Investor advocate pushes for ban to come sooner, but some raise concerns it could damage entrepreneurship among advisors
The DSC ban is set to take effect in every province but Ontario on June 1, 2022. Recently, investor advocate Kenmar Associates called for that ban to be accelerated to March 1 of 2021, citing particular investor vulnerability in these uncertain times.
While a DSC ban has been a conversation in the industry for decades, an argument persists that without these upfront commissions from fund providers, young independent advisors will struggle to generate an income in the first few years of their practices, before they can build a book big enough to make a fee-based model sustainable.
Some advisors and investor advocates say that protecting investors and enshrining client interest is worth any trade-off in early cashflow. They argue that young advisors can build their businesses within independent practices as the Canadian industry matures. Other advisors have raised concerns that, without DSCs as a tool advisors can lean on in their first five years, the industry might be deprived of the young blood and entrepreneurial spirit it needs, especially as we are on the cusp of generational transition.
“I think they should move up the ban,” says John De Goey, Portfolio Manager at Wellington-Altus Private Wealth. “Arguments for a longer delay in terms of operational logistics don’t really hold much water for me… the industry has had an entire generation to get ready for this.”
De Goey says the conversation around a DSC ban has been ongoing since 1995 and it’s been more than two years since a CSA paper called for a ban on DSCs. The author of STANDUP to the Financial Services Industry says that calls for a further delay are coming from “those people in the industry that wouldn’t change if their life depended on it”.
While he accepts that a DSC ban will close off an avenue for young advisors to enter the industry, De Goey doesn’t necessarily see that as a downside.
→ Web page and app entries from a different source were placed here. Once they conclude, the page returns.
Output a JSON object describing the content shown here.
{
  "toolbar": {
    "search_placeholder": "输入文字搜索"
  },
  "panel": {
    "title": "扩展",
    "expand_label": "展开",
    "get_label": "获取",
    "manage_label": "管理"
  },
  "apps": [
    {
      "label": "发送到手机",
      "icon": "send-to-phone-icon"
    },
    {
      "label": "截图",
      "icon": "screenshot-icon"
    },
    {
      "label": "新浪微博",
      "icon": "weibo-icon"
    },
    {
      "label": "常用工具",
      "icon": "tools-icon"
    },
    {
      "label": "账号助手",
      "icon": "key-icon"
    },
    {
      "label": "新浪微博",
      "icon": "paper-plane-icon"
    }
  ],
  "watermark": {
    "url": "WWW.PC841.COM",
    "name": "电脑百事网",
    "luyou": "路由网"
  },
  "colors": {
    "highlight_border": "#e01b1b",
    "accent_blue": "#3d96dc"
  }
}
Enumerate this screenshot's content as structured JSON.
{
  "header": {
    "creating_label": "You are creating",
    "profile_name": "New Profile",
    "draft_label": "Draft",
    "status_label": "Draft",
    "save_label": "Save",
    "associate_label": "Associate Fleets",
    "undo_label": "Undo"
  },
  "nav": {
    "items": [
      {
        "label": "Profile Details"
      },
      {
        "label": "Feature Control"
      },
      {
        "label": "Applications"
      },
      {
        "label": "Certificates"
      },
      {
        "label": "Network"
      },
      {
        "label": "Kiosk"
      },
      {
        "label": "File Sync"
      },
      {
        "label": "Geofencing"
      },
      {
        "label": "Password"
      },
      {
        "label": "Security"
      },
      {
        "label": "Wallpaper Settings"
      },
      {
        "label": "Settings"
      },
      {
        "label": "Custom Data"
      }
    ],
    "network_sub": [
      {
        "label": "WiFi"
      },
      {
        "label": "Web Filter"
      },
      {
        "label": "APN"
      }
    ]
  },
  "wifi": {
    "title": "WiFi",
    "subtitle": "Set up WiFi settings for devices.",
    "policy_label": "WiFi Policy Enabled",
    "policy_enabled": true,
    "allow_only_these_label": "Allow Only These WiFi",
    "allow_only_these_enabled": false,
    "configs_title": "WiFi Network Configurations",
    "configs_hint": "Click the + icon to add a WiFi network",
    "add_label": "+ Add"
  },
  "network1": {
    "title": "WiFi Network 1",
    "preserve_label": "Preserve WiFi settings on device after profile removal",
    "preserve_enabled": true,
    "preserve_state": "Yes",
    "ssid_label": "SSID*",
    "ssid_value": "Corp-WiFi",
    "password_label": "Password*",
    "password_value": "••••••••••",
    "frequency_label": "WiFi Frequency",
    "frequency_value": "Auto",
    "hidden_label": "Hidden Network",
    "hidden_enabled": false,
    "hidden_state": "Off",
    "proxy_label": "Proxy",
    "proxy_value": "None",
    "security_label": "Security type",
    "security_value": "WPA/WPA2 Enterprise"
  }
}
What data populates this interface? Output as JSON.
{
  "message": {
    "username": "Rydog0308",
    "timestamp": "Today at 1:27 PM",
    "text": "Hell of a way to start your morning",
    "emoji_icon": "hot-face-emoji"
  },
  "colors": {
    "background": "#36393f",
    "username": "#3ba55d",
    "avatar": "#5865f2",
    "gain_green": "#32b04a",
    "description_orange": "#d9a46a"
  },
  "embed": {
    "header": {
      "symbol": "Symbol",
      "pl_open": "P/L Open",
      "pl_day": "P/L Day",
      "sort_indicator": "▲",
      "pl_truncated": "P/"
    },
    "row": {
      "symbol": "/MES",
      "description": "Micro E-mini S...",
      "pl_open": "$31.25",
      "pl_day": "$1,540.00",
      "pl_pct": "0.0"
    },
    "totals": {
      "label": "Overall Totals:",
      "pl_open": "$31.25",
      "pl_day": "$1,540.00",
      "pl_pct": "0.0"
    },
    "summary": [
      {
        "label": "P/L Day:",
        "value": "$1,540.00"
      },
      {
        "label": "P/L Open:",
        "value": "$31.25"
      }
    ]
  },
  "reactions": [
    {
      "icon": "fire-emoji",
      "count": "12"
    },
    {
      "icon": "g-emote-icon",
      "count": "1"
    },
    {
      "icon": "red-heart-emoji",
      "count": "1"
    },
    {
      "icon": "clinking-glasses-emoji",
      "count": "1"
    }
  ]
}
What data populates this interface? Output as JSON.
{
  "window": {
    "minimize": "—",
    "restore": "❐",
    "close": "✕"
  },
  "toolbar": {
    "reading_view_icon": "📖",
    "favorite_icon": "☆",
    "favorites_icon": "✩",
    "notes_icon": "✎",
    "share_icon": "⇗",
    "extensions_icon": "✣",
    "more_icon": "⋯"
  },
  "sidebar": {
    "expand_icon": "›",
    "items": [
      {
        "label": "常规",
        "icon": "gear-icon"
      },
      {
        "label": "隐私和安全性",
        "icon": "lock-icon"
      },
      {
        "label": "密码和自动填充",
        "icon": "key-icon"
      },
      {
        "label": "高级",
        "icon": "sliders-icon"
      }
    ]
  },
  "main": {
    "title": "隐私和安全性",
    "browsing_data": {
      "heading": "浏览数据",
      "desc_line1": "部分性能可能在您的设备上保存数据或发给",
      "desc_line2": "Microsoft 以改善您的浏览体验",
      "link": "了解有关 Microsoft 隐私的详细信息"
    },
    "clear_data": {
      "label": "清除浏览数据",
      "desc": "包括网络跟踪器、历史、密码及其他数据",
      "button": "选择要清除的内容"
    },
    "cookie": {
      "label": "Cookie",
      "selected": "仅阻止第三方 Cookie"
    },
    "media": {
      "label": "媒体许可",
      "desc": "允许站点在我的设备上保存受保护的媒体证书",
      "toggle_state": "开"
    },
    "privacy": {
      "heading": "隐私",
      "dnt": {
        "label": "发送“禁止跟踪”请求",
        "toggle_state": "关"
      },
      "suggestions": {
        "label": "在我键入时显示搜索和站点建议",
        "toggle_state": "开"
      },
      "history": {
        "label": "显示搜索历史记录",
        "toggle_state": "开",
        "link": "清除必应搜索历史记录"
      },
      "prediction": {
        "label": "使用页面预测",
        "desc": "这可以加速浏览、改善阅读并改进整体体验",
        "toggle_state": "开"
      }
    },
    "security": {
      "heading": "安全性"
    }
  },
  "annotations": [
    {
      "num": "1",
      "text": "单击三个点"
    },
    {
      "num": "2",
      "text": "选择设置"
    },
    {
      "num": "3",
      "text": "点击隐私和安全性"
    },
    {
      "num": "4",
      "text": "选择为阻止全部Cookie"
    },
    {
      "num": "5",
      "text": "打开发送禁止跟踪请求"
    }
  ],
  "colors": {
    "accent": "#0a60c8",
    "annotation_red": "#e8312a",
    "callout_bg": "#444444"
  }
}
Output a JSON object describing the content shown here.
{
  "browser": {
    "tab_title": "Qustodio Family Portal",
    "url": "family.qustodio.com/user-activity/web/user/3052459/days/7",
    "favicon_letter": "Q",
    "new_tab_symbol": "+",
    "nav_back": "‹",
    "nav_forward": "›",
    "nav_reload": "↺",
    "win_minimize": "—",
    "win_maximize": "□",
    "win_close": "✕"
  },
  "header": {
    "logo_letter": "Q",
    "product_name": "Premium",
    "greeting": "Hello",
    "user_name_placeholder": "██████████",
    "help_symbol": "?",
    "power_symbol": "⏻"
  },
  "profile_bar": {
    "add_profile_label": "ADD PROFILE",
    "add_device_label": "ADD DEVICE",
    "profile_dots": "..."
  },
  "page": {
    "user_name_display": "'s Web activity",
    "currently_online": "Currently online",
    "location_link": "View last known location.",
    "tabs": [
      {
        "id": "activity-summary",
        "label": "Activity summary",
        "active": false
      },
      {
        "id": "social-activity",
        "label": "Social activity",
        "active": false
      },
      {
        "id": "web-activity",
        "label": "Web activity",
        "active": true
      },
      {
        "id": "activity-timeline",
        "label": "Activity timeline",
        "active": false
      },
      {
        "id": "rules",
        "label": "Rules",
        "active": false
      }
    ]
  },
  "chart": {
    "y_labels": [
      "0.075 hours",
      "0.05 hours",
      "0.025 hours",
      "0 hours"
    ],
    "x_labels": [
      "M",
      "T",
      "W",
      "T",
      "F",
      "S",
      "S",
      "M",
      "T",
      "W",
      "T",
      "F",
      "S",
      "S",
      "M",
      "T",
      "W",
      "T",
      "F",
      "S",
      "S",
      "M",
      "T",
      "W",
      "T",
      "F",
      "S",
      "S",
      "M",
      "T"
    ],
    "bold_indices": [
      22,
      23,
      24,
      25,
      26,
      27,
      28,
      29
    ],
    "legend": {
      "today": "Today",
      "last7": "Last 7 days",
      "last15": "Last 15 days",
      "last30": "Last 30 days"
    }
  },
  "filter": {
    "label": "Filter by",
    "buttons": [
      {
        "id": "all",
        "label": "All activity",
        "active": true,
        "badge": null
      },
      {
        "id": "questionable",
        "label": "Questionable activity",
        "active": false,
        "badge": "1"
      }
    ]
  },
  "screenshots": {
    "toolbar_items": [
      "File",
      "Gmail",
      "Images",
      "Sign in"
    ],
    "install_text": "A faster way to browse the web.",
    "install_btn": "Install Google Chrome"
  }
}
He says it’s always been tough for young people to enter this industry and without DSCs playing a role in young advisors starting independently, they can join practices like his as junior associates, handling the lower end of his book and gaining experience, connections, and relationships they can parlay into a business of their own one day.
De Goey says this path for young advisors represents a wider shift for Canadian financial advice from a commission-based industry to a fee-based profession.
Paul Green, portfolio manager at Green Private Wealth Counsel with Harbourfront Wealth Management, is worried about what closing the DSC door for young advisors might mean for entrepreneurship in the industry as a whole. While he says a DSC ban makes sense for established advisors who should have transitioned to a fee-based model already, he suggests allowing advisors to use DSCs during their first five years of practice, as a means of generating cashflow.
Green asks: “If you are entrepreneurial and you want to start in this business, how are you going to make a living if there isn’t a way to make those commissions on the investment side?”
While selling insurance or banking products might offer a solution, Green says he’s concerned about losing the investment side in budding practices. While he accepts De Goey’s alternative of starting in established independent practices could be viable for some young advisors, he notes that it’s unlikely they’ll be able to succeed those senior advisors and become business owners soon. That’s because, he says, established advisors make a good living without having to work terribly hard. It’s a job that many advisors choose to do well into their seventies, and a young advisor who joined a practice to take it over one day might not want to wait 25 years to become a business owner.
De Goey agrees that the career longevity of advisors may be a hurdle for young players in the industry to overcome, but he says that in the interests of investor protection, a DSC ban must come soon. With markets hitting record highs while their underlying economies languish in a generational recession, he is sharing concerns that we did not actually hit bottom in March and another significant market crash is looming. In such an environment, De Goey says a “non-decelerated” DSC ban will serve to protect investors and ensure that their money is going where it should, not to the highest commission paying funds.
Green, however, thinks a sped-up ban would be particularly hard for young advisors because of another ongoing contemporary issue: COVID-19.
“Producing during this pandemic is exceptionally difficult,” Green says. “If you put a rookie in the mix that needs to build their business and in addition, we're going to slap this [ban] even quicker, that's a one-two blow. If I were to think about starting this business during this period right now and then strip the DSC, that'd be tough slugging.”